Legislation addresses carbon monoxide dangersThe Nicholas and Zachary Burt Memorial Carbon Monoxide Poisoning Prevention Act, named for two young brothers from Kimball who died from carbon monoxide poisoning, would empower the Consumer Product Safety Commission to enforce tougher standards to help ensure carbon monoxide detectors are safe and reliable.
U.S. Senators Amy Klobuchar (D-MN) and Olympia J. Snowe (R-ME) introduced legislation this week to help prevent carbon monoxide-related deaths.
The Nicholas and Zachary Burt Memorial Carbon Monoxide Poisoning Prevention Act, named for two young brothers from Kimball who died from carbon monoxide poisoning, would empower the Consumer Product Safety Commission to enforce tougher standards to help ensure carbon monoxide detectors are safe and reliable.
“We know that all too often the tragedy of someone dying from accidental carbon monoxide poisoning could have been prevented with better safeguards,” Klobuchar said. “This bill will help ensure that families in Minnesota and across the country can sleep soundly knowing that they are protected from this deadly poison.”
“The danger posed by carbon monoxide poisoning is significant, especially in states like Maine with harsh winters where individuals have attempted to utilize dangerous methods to stay warm. Carbon monoxide detectors are essential in Maine households and it is absolutely vital that strong safety standards are in place for these alarms so that Mainers and Americans can detect when deadly fumes are present. This bipartisan legislation will help achieve that goal,” said Senator Snowe.
“We thank Sen. Klobuchar for her continued leadership in consumer product safety issues, and specifically in protecting Americans from carbon monoxide poisoning,” said Jerry Rosendahl, Minnesota State Fire Marshal and President of the National Association of State Fire Marshals (NASFM). “NASFM is extremely supportive of this legislation and the overall effort to prevent carbon monoxide poisoning.”
According to the Center for Disease Control, approximately 500 people die each year from carbon monoxide (CO) poisoning and another 15,000 are forced to seek medical attention for accidental CO exposure.

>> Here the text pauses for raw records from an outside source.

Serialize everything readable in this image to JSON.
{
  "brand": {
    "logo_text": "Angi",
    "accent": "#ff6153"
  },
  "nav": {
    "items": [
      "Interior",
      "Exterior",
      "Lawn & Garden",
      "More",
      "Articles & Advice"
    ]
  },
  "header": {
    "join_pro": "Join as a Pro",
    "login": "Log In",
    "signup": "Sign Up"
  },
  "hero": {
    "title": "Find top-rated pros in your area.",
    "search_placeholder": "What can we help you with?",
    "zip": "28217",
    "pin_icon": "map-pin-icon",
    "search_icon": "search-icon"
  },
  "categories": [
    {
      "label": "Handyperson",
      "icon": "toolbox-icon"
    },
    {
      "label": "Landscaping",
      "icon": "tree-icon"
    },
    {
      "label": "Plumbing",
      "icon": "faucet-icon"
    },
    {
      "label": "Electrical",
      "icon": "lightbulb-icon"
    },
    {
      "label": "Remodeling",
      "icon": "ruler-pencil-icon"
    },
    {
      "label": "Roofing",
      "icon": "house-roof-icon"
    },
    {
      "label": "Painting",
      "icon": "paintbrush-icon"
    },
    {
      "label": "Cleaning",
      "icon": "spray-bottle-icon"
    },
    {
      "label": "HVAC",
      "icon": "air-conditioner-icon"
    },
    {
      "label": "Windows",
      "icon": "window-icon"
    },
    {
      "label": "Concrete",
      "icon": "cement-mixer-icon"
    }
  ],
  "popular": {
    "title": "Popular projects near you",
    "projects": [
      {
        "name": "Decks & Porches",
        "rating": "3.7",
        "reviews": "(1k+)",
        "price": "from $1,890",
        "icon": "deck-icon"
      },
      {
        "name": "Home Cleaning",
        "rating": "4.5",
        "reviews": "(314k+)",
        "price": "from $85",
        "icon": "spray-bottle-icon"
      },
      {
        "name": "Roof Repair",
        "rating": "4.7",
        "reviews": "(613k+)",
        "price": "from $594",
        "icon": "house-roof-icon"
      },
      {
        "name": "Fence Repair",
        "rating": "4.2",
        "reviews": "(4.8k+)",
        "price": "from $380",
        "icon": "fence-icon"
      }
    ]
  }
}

Especially dangerous in Minnesota is the risk of poisoning associated with running an automobile engine in an attached garage or burning charcoal in the house.
The senators’ legislation would strengthen the safety standards for carbon monoxide alarms. Currently, the Consumer Product Safety Commission has voluntary standards, set by Underwriters Laboratories. The legislation would make these safety standards mandatory for all carbon monoxide alarms sold in the U.S. The bill also authorizes the CPSC to provide resources to states to educate the public and promote the use of carbon monoxide detectors.
Klobuchar and Snowe serve on the Senate Commerce Committee, which has jurisdiction over the Consumer Product Safety Commission.